(There were no travel bloggers in 1890. There were no blogs. No Web. But there were more and more people in America ready to do some traveling and looking for places to go. So if there was such a thing as a travel blog in the last decade of the 19th century, this is what I think it might have looked like.)
1. Atlantic City
A temperate summer climate, easy transportation access, one of a kind attractions and lodging for all classes of Americans is what gave Atlantic City the name “Queen of Resorts.” This seaside town is located on Absecon Island off the coast of southern New Jersey within easy reach of both Philadelphia and New York.
One of the reasons for Atlantic City’s popularity is the cool ocean breezes that moderate hot summer temperatures. The air temperature is usually a full 10 degrees cooler than the thermometer readings inland.
And you can enjoy those ocean breezes along Atlantic City’s famous boardwalk.
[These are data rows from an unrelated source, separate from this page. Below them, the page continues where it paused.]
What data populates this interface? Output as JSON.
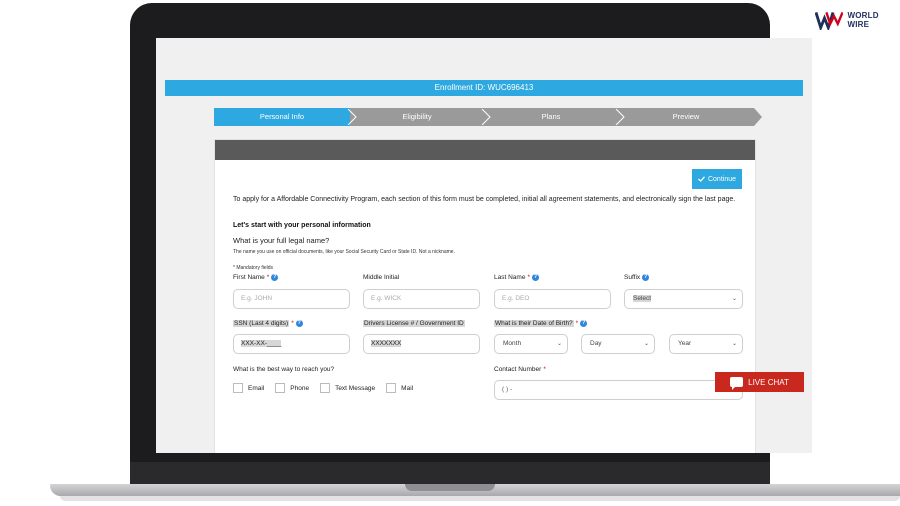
{
  "brand": {
    "name": "WORLD WIRE"
  },
  "enrollment": {
    "text": "Enrollment ID: WUC696413"
  },
  "steps": [
    {
      "label": "Personal Info",
      "active": true
    },
    {
      "label": "Eligibility",
      "active": false
    },
    {
      "label": "Plans",
      "active": false
    },
    {
      "label": "Preview",
      "active": false
    }
  ],
  "form": {
    "continue_label": "Continue",
    "intro": "To apply for a Affordable Connectivity Program, each section of this form must be completed, initial all agreement statements, and electronically sign the last page.",
    "section_title": "Let's start with your personal information",
    "question": "What is your full legal name?",
    "hint": "The name you use on official documents, like your Social Security Card or State ID. Not a nickname.",
    "mandatory_note": "* Mandatory fields",
    "first_name": {
      "label": "First Name",
      "placeholder": "E.g. JOHN"
    },
    "middle_initial": {
      "label": "Middle Initial",
      "placeholder": "E.g. WICK"
    },
    "last_name": {
      "label": "Last Name",
      "placeholder": "E.g. DEO"
    },
    "suffix": {
      "label": "Suffix",
      "value": "Select"
    },
    "ssn": {
      "label": "SSN (Last 4 digits)",
      "value": "XXX-XX-____"
    },
    "license": {
      "label": "Drivers License # / Government ID",
      "value": "XXXXXXX"
    },
    "dob": {
      "label": "What is their Date of Birth?",
      "month": "Month",
      "day": "Day",
      "year": "Year"
    },
    "contact_question": "What is the best way to reach you?",
    "contact_methods": [
      "Email",
      "Phone",
      "Text Message",
      "Mail"
    ],
    "contact_number": {
      "label": "Contact Number",
      "placeholder": "(   )   -"
    }
  },
  "live_chat": {
    "label": "LIVE CHAT"
  },
  "colors": {
    "accent": "#2ea8e0",
    "inactive_step": "#9a9a9a",
    "header_bar": "#5a5a5a",
    "live_chat": "#c8281e",
    "help": "#2e86de"
  },
  "icons": {
    "continue": "check-icon",
    "help": "question-circle-icon",
    "chat": "chat-bubble-icon",
    "dropdown": "chevron-down-icon"
  }
}
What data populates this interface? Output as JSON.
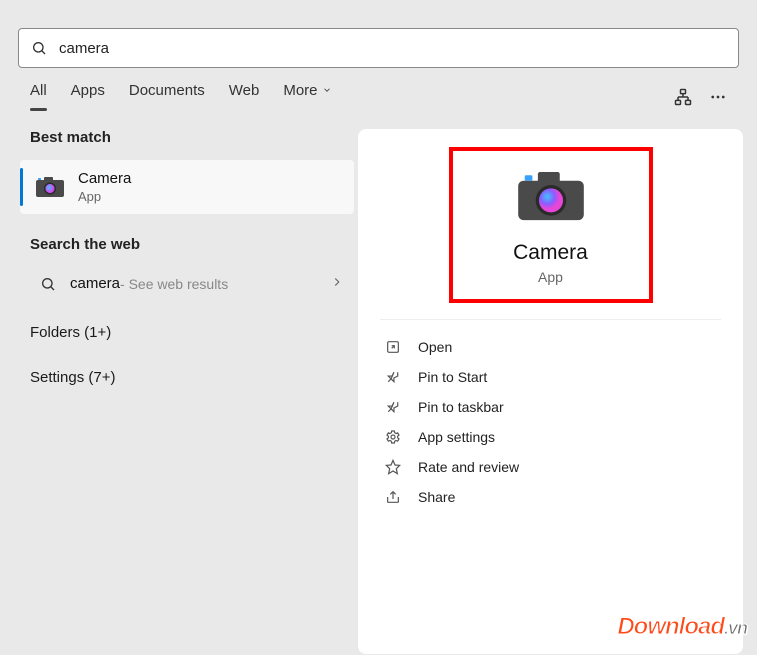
{
  "search": {
    "query": "camera"
  },
  "tabs": {
    "all": "All",
    "apps": "Apps",
    "documents": "Documents",
    "web": "Web",
    "more": "More"
  },
  "left": {
    "bestMatchTitle": "Best match",
    "bestItem": {
      "name": "Camera",
      "type": "App"
    },
    "searchWebTitle": "Search the web",
    "webResult": {
      "query": "camera",
      "hint": " - See web results"
    },
    "folders": "Folders (1+)",
    "settings": "Settings (7+)"
  },
  "right": {
    "heroTitle": "Camera",
    "heroSub": "App",
    "actions": {
      "open": "Open",
      "pinStart": "Pin to Start",
      "pinTaskbar": "Pin to taskbar",
      "appSettings": "App settings",
      "rate": "Rate and review",
      "share": "Share"
    }
  },
  "watermark": {
    "main": "Download",
    "suffix": ".vn"
  }
}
Atlantic City had the first boardwalk in the United States having opened in in 1870. The current version was built last year after the previous one had been damaged by a hurricane. The new boardwalk sports rails of both sides thus reducing the risk of falling off which had proven to be a problem with visitors gazing at the beautiful ocean views and plunging off the edge. The new boardwalk is bigger (24 feet wide) and now stretches for four miles.
If the length of that walk tires you out, you can engage one of the rolling chairs and be pushed along the boards by attendants. These are the same rolling chairs that were introduced at the Philadelphia Centennial in 1876. At Tennessee Avenue and the boardwalk you’ll find Applegate’s Pier with its famous ice water fountain. And across the street Messrs. Young and McShea have opened a carousel that was created by renowned merry-go-round designer Gustav Dingel. The carousel is open every day but is particularly popular on Sunday when its organ plays hymns and riders are provided with hymnals to sing along.
For the more adventurous there is the Epicycloidal Diversion on Mississippi Avenue. This contraption features four wheels that are mounted on a revolving platform. Each of the wheels has eight 2-passenger cars. And while on the boardwalk you can enjoy a unique Atlantic City treat, salt water taffy. Legend has it that salt water taffy was accidentally invented in Atlantic City by David Bradley after his shop was flooded with ocean water.
At the north end of the city is the Absecon Lighthouse which is open for visitors from 9 a.m. to noon. The 167 foot tall lighthouse, which was first lit in 1857, is the tallest in New Jersey and its light can be seen from up to 20 miles out to sea.
The Queen of Resorts is known for its Grand Hotels and among those is the United States Hotel. The hotel is a full block in size, bordered by Pacific, Atlantic, Maryland and Delaware avenues. These luxurious lodgings were visited by President Ulysses S. Grant in 1874. New Yorkers interested in visiting can get a special package from the Pennsylvania Railroad which, for $12.75, includes the train ride from New York with lunch en route and three nights lodging at the U.S. Hotel.
Another of former president Grant’s favorites is the Brighton Hotel on Indiana Avenue. This 17-year-old lodging house is as famous for its punch as it is for its charming accommodations. While many come to Atlantic City to enjoy its grand hotels, the city offers accommodations at all levels including much more modest boarding houses.
Atlantic City can be reached by sea, rail or coach. Both the Camden and Atlantic Railroad and the Philadelphia and Atlantic City Railway offer direct service from Philadelphia.
And there is now a road connecting Absecon Island from the mainland at Pleasantville, although it will require you to pay a 30 cent toll.
While Atlantic City is fast developing a reputation as a playground for the rich and famous it is a resort that all can enjoy. Workers, racial and religious minorities and immigrants will find welcoming accommodations here and can share the same ocean, beach and boardwalk as other guests. For all classes of Americans it is an attractive destination whether for a one-day excursion or for a summer by the sea.